Marc Arneson: Wow.
Dan Roberts: That don't have internet access except through one person who has volunteered to be the facilitator of that group. And that person, I stay in contact with monthly, providing them with presentations and handouts and lesson plans and that kind of thing that they can use to run their monthly meetings.
So that's, we don't leave people out just because they are not of the computer age and maybe haven't learned to use computers or don't want to. A lot of them belong to that. Plus our tele-support group, which has about 60 to 65 people on it that can't even get to the live groups for one reason or another. And so we also provide the same materials by telephone. I do feel like I should give my phone number because if there are people who don't have internet, might want to get in touch with me, but that's a toll free, (888) 866-6148.
Ricky Enger: Excellent. And that too is a really important point because I think that for people who aren't yet on the internet and they're facing a vision loss and it's like, well now I not only am learning to adapt my environment, but I need to learn how to use the computer with the vision loss just to get access to some of this stuff. So I think it's great that support systems exist outside just finding something on the internet. As good as the internet is and as much as it has done to bring a lot of us together, it isn't the only way to reach out to other people.

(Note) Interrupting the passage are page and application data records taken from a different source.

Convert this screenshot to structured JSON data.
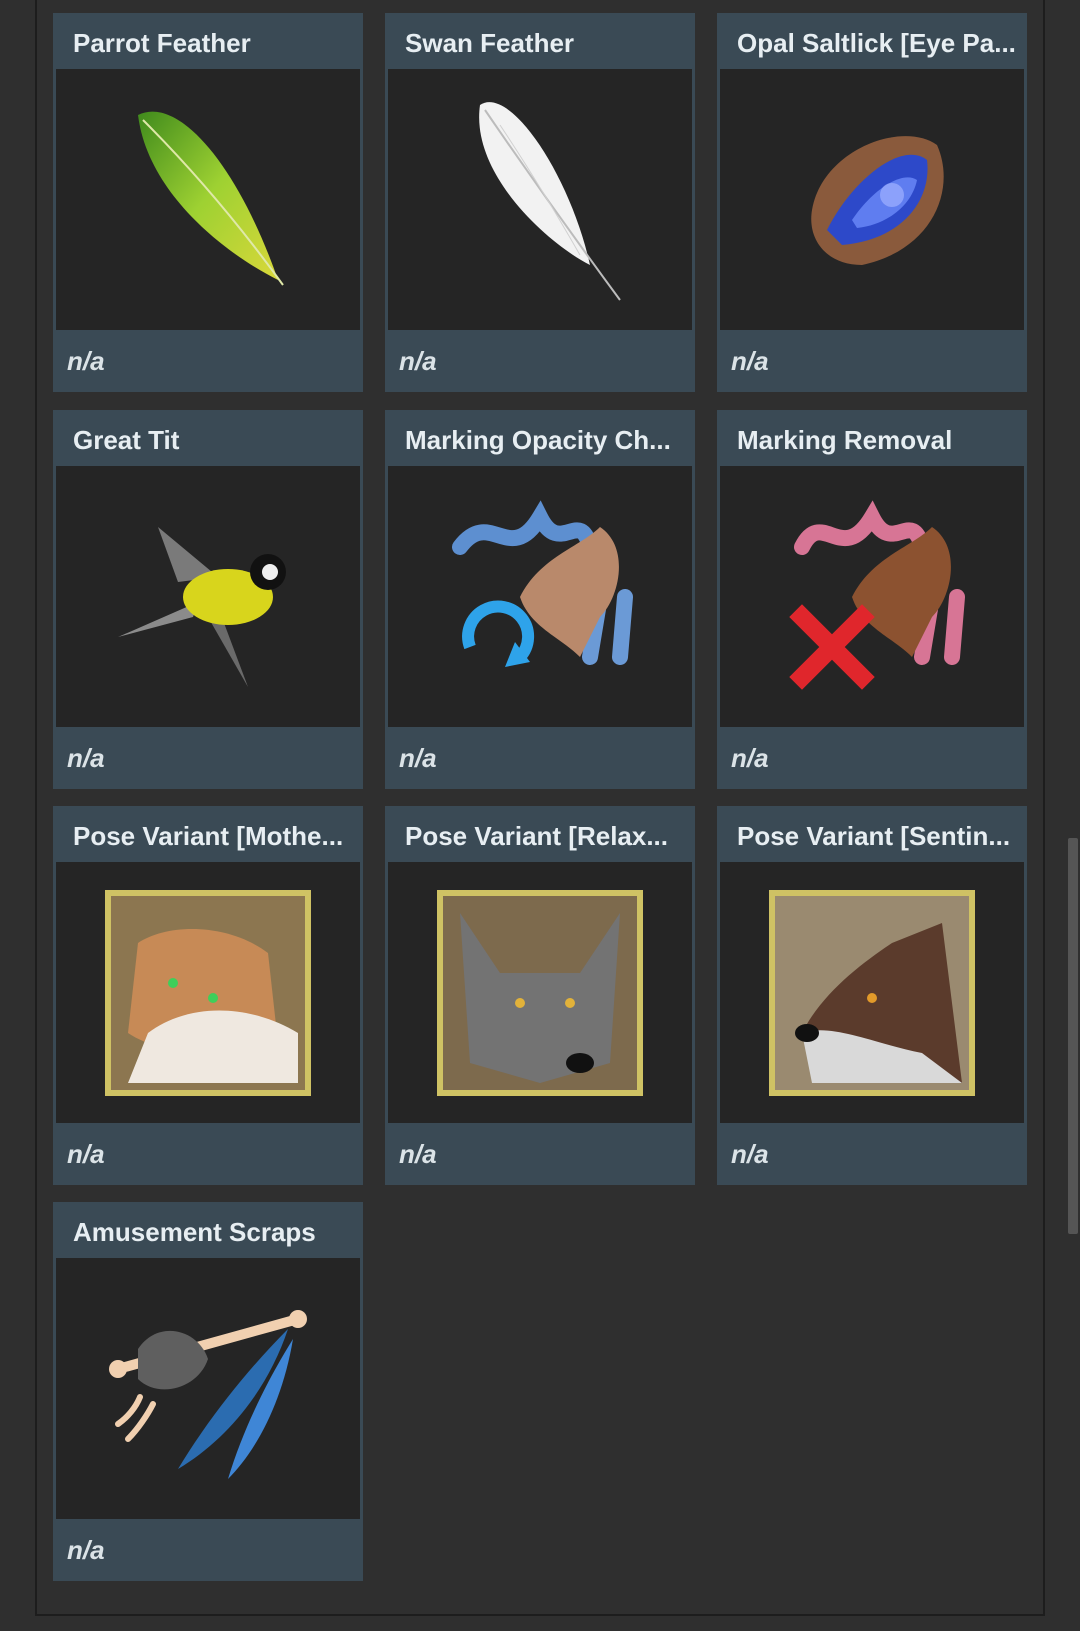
{
  "items": [
    {
      "title": "Parrot Feather",
      "price": "n/a",
      "icon": "parrot-feather-icon"
    },
    {
      "title": "Swan Feather",
      "price": "n/a",
      "icon": "swan-feather-icon"
    },
    {
      "title": "Opal Saltlick [Eye Pa...",
      "price": "n/a",
      "icon": "opal-saltlick-icon"
    },
    {
      "title": "Great Tit",
      "price": "n/a",
      "icon": "great-tit-bird-icon"
    },
    {
      "title": "Marking Opacity Ch...",
      "price": "n/a",
      "icon": "marking-opacity-change-icon"
    },
    {
      "title": "Marking Removal",
      "price": "n/a",
      "icon": "marking-removal-icon"
    },
    {
      "title": "Pose Variant [Mothe...",
      "price": "n/a",
      "icon": "pose-variant-mother-icon"
    },
    {
      "title": "Pose Variant [Relax...",
      "price": "n/a",
      "icon": "pose-variant-relaxed-icon"
    },
    {
      "title": "Pose Variant [Sentin...",
      "price": "n/a",
      "icon": "pose-variant-sentinel-icon"
    },
    {
      "title": "Amusement Scraps",
      "price": "n/a",
      "icon": "amusement-scraps-icon"
    }
  ]
}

So Marc, if people want to find you and drag you out from behind the scenes a little bit just to get in contact and say thank you or perhaps invite you to one of the support groups that they're running or any number of other things, how can people reach you?
Marc Arneson: Yeah, no thanks Ricky. Any opportunity I can take to share about what Hadley's doing I'm happy to do. And you can email me, my email address is pretty simple. It's just my name, which is Marc, M-A-R-C @hadley.edu or give me a call. My direct line is (847) 784-2775.
Ricky Enger: Thank you, Marc. Thank you, Dan. It's been such a pleasure having you both on the show. I really do appreciate it and I'm so glad you could share this valuable information with us.
Got something to say? Share your thoughts about this episode of Hadley Presents or make suggestions for future episodes. We'd love to hear from you. Send us an email at firstname.lastname@example.org or leave us a message at (847) 784-2870. Thanks for listening.